Kiska said the crisis gripping Slovakia was caused by declining public trust in the state, following the shooting of 27-year-old Jan Kuciak and Martina Kusnirova.

Slovakia's Prime Minister Robert Fico speaks during an interview in Bratislava, Slovakia on February 22, 2016.
Slovakia's Prime Minister Robert Fico speaks during an interview in Bratislava, Slovakia on February 22, 2016. ( Reuters )

A political storm in Slovakia deepened on Monday, with Prime Minister Robert Fico accusing the country's president of destabilising the country in the wake of the slayings of an investigative journalist and his fiancee.

Amid growing protests against his government, Fico said in a televised statement "there's no doubt" that President Andrej Kiska had overstepped the mark when calling for changes to the government and for early elections to resolve the "serious political crisis" in the country following the shooting of 27-year-old Jan Kuciak and Martina Kusnirova. Their bodies were found on February 25.

Kiska said on Sunday that the crisis gripping Slovakia was caused by declining public trust in the state.

In his last unfinished story, Kuciak reported on the influence of the Italian mafia in Slovakia and its possible ties to people close to Fico.

Fico also suggested that Hungarian-American billionaire and philanthropist George Soros might be somehow involved in the destabilisation that he accuses the president of pursuing.

He said Kiska and Soros met privately in New York City on September 20 last year and publicly asked Kiska to explain why he met Soros, what they discussed and why he didn't take any representatives of the Slovak Foreign Ministry to the meeting.

Kiska beat Fico to the presidency in a 2014 election.

Kiska responded through his office by saying that Fico was using conspiracy theories to distract attention away from the crisis.

Candles are seen above a placard of Slovak Prime Minister Robert Fico reading,
Candles are seen above a placard of Slovak Prime Minister Robert Fico reading, "Killer" during a march in honor of murdered Slovak investigative reporter Jan Kuciak and his girlfriend Martina Kusnirova in Bratislava, Slovakia on February 28, 2018. ( Reuters )

More protests expected

Meanwhile, Slovak protesters were planning to take to the streets again to demand a thorough investigation into the slayings as well as changes in government.

When tens of thousands of protesters marched on Friday to honor Kuciak, many called on the government to resign.
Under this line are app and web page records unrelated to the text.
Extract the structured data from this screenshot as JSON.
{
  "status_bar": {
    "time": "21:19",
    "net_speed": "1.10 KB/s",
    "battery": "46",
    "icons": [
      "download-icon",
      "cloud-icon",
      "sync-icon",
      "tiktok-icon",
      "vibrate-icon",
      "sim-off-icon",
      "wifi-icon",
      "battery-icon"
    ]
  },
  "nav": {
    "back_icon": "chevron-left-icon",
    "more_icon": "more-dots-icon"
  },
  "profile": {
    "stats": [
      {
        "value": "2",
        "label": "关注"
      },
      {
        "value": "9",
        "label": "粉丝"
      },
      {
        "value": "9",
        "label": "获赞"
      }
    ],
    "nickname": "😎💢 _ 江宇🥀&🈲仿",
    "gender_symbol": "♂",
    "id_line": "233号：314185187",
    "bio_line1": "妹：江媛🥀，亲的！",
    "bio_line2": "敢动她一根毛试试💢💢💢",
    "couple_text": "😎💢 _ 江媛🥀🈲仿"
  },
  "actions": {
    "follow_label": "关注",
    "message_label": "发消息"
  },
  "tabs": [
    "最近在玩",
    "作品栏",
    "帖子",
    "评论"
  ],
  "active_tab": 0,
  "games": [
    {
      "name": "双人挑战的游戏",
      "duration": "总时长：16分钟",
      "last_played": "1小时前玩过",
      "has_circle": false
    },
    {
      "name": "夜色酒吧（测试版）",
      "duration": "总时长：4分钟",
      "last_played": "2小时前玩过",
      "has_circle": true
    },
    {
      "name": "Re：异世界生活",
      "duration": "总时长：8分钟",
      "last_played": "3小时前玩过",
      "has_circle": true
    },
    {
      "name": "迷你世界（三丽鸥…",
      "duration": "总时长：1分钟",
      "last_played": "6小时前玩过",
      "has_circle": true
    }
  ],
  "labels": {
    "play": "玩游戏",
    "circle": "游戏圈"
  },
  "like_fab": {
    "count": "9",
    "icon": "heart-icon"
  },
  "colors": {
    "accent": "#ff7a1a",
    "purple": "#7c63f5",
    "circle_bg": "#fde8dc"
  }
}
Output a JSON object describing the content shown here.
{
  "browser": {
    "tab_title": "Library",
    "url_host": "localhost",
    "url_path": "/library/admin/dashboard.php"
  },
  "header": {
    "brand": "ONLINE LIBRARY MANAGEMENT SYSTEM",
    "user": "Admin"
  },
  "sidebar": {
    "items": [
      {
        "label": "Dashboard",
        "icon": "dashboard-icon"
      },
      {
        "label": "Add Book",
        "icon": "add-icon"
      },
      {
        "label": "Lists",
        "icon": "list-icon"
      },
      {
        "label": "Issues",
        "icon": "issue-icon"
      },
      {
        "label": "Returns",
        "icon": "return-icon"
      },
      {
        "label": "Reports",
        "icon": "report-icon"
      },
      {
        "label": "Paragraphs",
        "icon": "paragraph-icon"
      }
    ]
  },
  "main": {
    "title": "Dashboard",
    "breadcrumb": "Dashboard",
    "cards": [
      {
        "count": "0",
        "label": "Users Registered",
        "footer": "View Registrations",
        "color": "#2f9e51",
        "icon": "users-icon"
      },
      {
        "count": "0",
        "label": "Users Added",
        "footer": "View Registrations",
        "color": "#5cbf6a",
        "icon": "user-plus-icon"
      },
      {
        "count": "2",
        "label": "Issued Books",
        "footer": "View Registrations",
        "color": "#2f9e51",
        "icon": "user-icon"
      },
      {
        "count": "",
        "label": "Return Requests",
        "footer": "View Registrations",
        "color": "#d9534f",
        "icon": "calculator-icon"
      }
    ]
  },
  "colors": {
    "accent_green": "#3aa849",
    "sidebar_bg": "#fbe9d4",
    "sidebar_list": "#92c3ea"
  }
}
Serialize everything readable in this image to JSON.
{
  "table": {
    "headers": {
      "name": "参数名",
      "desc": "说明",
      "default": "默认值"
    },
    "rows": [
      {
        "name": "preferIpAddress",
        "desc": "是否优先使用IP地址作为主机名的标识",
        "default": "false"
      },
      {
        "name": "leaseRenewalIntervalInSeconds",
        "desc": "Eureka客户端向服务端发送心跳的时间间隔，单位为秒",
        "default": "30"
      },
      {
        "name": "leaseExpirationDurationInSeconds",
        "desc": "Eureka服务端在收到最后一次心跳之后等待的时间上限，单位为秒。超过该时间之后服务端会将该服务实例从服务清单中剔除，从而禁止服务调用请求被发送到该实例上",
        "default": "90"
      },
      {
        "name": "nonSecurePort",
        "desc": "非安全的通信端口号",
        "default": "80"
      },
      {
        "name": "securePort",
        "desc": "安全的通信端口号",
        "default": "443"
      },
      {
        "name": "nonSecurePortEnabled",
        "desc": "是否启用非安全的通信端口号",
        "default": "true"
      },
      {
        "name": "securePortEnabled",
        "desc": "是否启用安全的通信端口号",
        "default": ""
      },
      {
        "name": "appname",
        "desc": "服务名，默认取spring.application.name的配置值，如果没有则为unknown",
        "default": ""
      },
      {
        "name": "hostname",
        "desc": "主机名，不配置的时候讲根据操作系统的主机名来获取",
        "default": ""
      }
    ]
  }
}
More demonstrations – this time directly aimed at the government – are planned this week, including a rally in Bratislava scheduled for Friday.

In a statement posted on Facebook, the organisers called on foreign experts to join the local investigative team and for the creation of  "a new trustworthy government with no people who are suspected of corruption" or ties to organised crime.

The first anti-government rally was planned for Monday evening in the second-largest city of Kosice.

A junior party in the coalition government led by Fico is supporting calls by the opposition for Interior Minister Robert Kalinak to resign.

The leadership of the party known as Most-Hid will meet next week to discuss the coalition's future.

Kalinak is a key ally of Fico in their leftist Smer-Social Democracy party. Thousands rallied across Slovakia already last year to demand Kalinak's resignation due to a corruption scandal.

Source: AP